As seen on:

SMH Logo News Logo

Call 1300 303 181

Holden On To The Memory.

February 17, 2020. It’s the day after a very successful fund raising concert for Australia’s beleaguered fire fighting services. The country is on a high. Midday and the high is replaced by a collective sense of disbelief. It’s the day that many prophesied yet even more hoped would never come.

The name, Holden, would be consigned to the bin of history.

There will be many discussions as the reason why the once near invincible powerhouse that was “Australia’s own”, the company immortalised in a jingle along with “football, meat pies, kangaroos”, finally met its end at the hands of parent company General Motors. In simple terms, there will never be just one reason, there will be many.

If Holden’s last manager, Kristian Aquilina, to be is to believed, the company didn’t go down without some sort of a fight. “In this investment cycle, we developed an ambitious investment – an investment proposal to turn around our current performance and to see Holden flourish in this market, not just survive,” Aquilina stated.

“And over a number of months, GM undertook an exhaustive analysis of that plan together with our parent company we chased down every conceivable option, every strategy, every plan… We looked under every rock.

“We have had multiple rounds of discussions and have tried to find a way to defy gravity but the hard truth was there was just no way to come up with a plan that would support a competitive, and growing and flourishing Holden – and also provide a sufficient return to our investors.” he said. GM’s International Operations vice president Julian Blissett wasn’t willing to detail the costs involved, instead settling on a package to move the remaining Holden stock and close dealerships. The estimated cost is somewhere around $1.1 billion.
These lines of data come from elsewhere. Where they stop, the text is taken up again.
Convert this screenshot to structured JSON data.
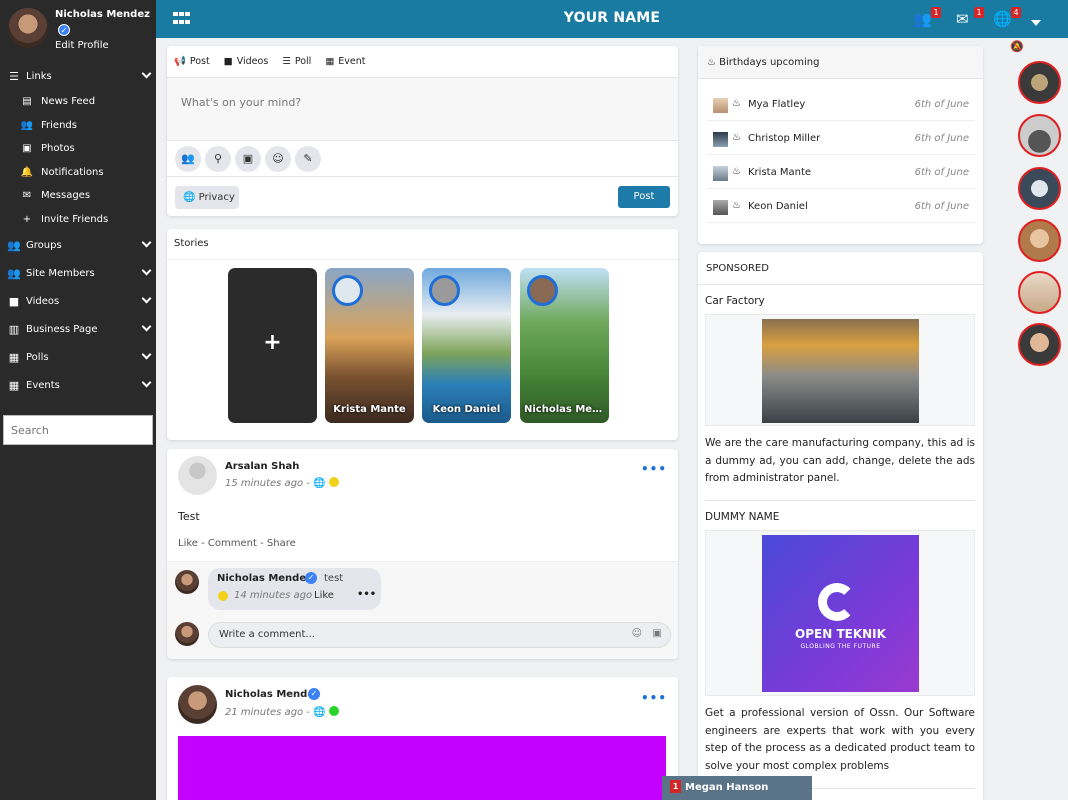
{
  "colors": {
    "topbar": "#1a7ba2",
    "sidebar": "#2a2a2a",
    "accent": "#1e7aa8",
    "badge": "#d42626",
    "verified": "#3b82f6"
  },
  "user": {
    "name": "Nicholas Mendez",
    "edit_profile": "Edit Profile",
    "verified_icon": "check-badge-icon"
  },
  "topbar": {
    "title": "YOUR NAME",
    "friends_badge": "1",
    "messages_badge": "1",
    "notifications_badge": "4"
  },
  "sidebar": {
    "links_label": "Links",
    "links": [
      {
        "label": "News Feed",
        "icon": "news-icon"
      },
      {
        "label": "Friends",
        "icon": "users-icon"
      },
      {
        "label": "Photos",
        "icon": "photo-icon"
      },
      {
        "label": "Notifications",
        "icon": "bell-icon"
      },
      {
        "label": "Messages",
        "icon": "envelope-icon"
      },
      {
        "label": "Invite Friends",
        "icon": "user-plus-icon"
      }
    ],
    "sections": [
      {
        "label": "Groups",
        "icon": "users-icon"
      },
      {
        "label": "Site Members",
        "icon": "users-icon"
      },
      {
        "label": "Videos",
        "icon": "video-icon"
      },
      {
        "label": "Business Page",
        "icon": "building-icon"
      },
      {
        "label": "Polls",
        "icon": "bar-chart-icon"
      },
      {
        "label": "Events",
        "icon": "calendar-icon"
      }
    ],
    "search_placeholder": "Search"
  },
  "composer": {
    "tabs": {
      "post": "Post",
      "videos": "Videos",
      "poll": "Poll",
      "event": "Event"
    },
    "placeholder": "What's on your mind?",
    "privacy": "Privacy",
    "post_button": "Post"
  },
  "stories": {
    "title": "Stories",
    "add_symbol": "+",
    "items": [
      {
        "name": "Krista Mante"
      },
      {
        "name": "Keon Daniel"
      },
      {
        "name": "Nicholas Men..."
      }
    ]
  },
  "post1": {
    "author": "Arsalan Shah",
    "time": "15 minutes ago",
    "dash": "-",
    "text": "Test",
    "actions": {
      "like": "Like",
      "comment": "Comment",
      "share": "Share",
      "sep": "-"
    },
    "more": "•••",
    "comment": {
      "author": "Nicholas Mendez",
      "text": "test",
      "time": "14 minutes ago",
      "like": "Like",
      "more": "•••"
    },
    "comment_placeholder": "Write a comment..."
  },
  "post2": {
    "author": "Nicholas Mendez",
    "time": "21 minutes ago",
    "dash": "-",
    "more": "•••",
    "image_color": "#c400ff"
  },
  "birthdays": {
    "title": "Birthdays upcoming",
    "items": [
      {
        "name": "Mya Flatley",
        "date": "6th of June"
      },
      {
        "name": "Christop Miller",
        "date": "6th of June"
      },
      {
        "name": "Krista Mante",
        "date": "6th of June"
      },
      {
        "name": "Keon Daniel",
        "date": "6th of June"
      }
    ]
  },
  "sponsored": {
    "title": "SPONSORED",
    "ads": [
      {
        "title": "Car Factory",
        "text": "We are the care manufacturing company, this ad is a dummy ad, you can add, change, delete the ads from administrator panel."
      },
      {
        "title": "DUMMY NAME",
        "brand": "OPEN TEKNIK",
        "tagline": "GLOBLING THE FUTURE",
        "text": "Get a professional version of Ossn. Our Software engineers are experts that work with you every step of the process as a dedicated product team to solve your most complex problems"
      }
    ]
  },
  "chat": {
    "badge": "1",
    "name": "Megan Hanson"
  }
}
The closure also, sadly, includes the fabled Lang Lang proving grounds in the western part of Victoria. It’s rumoured that transport magnate Lindsay Fox has expressed interest in investing in the site. The anger that so many are feeling is inclusive of the statement by Holden after the closure of local building that Lang Lang and its importance would stay in place.

GM has also flagged the closure of its Thailand based manufacturing facility. However, a saviour for that plant in the form of Great Wall Motors may save the plant and its employees. Should this go ahead it places Great Wall into the same manufacturing heartbeat as brands such as Toyota, Isuzu, Mitsubishi, and others.Holden’s own history has places where its innovation could, could have gone further. The homegrown 5.0L, the famous 308, was being worked on for an overhead camshaft design. This “mule” engine kept the standard centre of block cam, meaning it was a three cam engine, unique at the time. Concept cars such as ECOmmodore, the W427, the Crewman and its HSV sibling, the Avalanche, were all possibilities for ongoing. Our friends at Bauer Media go further, with this list of concepts.

Holden has committed to the next ten years for customer support, a statement that some, cynically, will equate to Holden’s advertising of “We’re here to stay”, when clearly they aren’t.

It’s a day, and a decision, that for many will remain as a stain on the once thriving heart of Australian automotive manufacturing.

3 comments

  1. Ken Allister says:

    So does this mean a total withdrawal of GM- Holden from Australia , are Captiva & Equinox&7 Colorado Utes going too, if So then a lot more than 600 jobs will be going

    February 18th, 2020 at 1:33 pm

  2. Dave Conole says:

    There will be no Holden badged vehicles after the current available stock is sold. The plant where the Colorado is built has been apparently bought by Great Wall. GM themselves have declared they will cease production of rhd dedicated passenger vehicles. What that means is that limited edition models such as Corvette and Camaro are likely to continue and brought in under a GM business model.

    February 19th, 2020 at 2:50 pm

  3. Frederick Gardner says:

    I believe the current commodore should never have been named a Commodore, that name really should have been retired at the end of the VF production i.e.the Falcon name from the Ford Camp, I thought a smart move by the Ford Motor Company,

    While the current Commodore is a good vehicle, its not the Commodore that the Australian public could ever take to their heart and love like Commodores of the past, RIP Holden.

    March 18th, 2020 at 12:29 pm

Leave a reply